Adelle Hackett


Kubernetes RBAC 101: Overview

Cloud native and open source technologies have modernized how we develop software, and although they have led to unprecedented developer productivity and flexibility, they were not built with enterprise needs in mind.

A primary challenge is bridging the gap between cloud native and enterprise reality. Enterprises need a centralized Kubernetes management control plane with logging and monitoring that supports security and governance requirements extended through essential Kubernetes frameworks.

But the job doesn’t end with reliable, enterprise-grade Kubernetes clusters. Organizations are also struggling to define new practices around this new stack. They find they must adjust established practices and processes and learn how to manage these new modern applications. Managing roles and permissions is part of that learning process.

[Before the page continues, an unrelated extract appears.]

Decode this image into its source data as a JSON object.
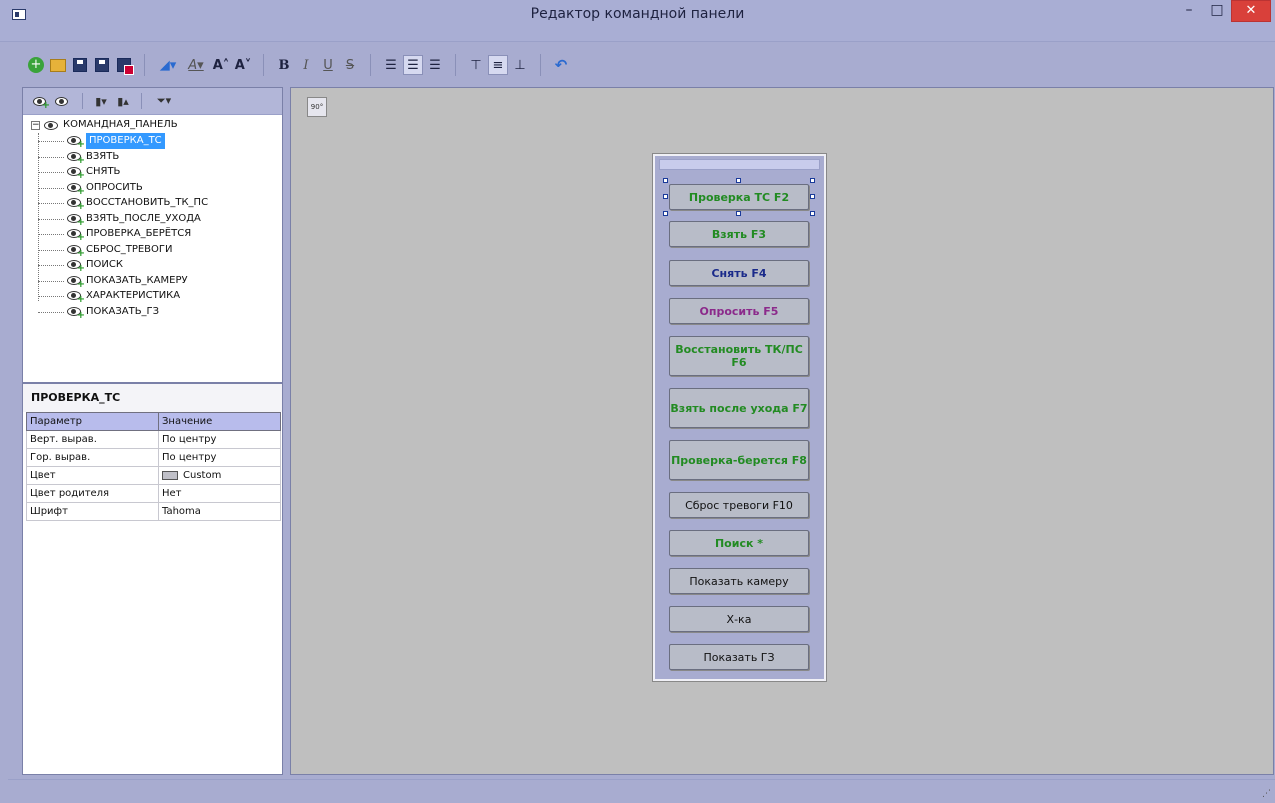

Role-based access control (RBAC) is critical, but it can cause quite a bit of confusion. Organizations seek guidance on where to start, what can be done, and what a real-life implementation looks like. In this first blog in a three-part series on Kubernetes RBAC, we’ll provide an overview of the terminology and available authentication and authorization methods. Part two and three will take a deeper dive into authentication and authorization.

RBAC is a broad topic. Keeping practicality in mind, we’ll focus on those methods that are most useful for enterprise users.

What is Kubernetes RBAC?

RBAC or access control is a way to define which users can do what within a Kubernetes cluster. These roles and permissions are defined either through various extensions or declaratively.

If you are familiar with Kubernetes, you already know that there are different resources and subjects. But if this is new to you, here is a quick summary.

Kubernetes provides a single API endpoint through which users manage containers across multiple distributed physical and virtual nodes. Following standard REST conventions, everything managed within Kubernetes is handled as a resource. Objects inside the Kubernetes master server are available through API objects like pods, nodes, config maps, secrets, deployments, etc.

In addition to resources, you also need to consider subjects and operations which are all connected through access control.

Kubernetes RBAC subjects, operations, resources

#kubernetes #kubernetes rbac #kubernetes api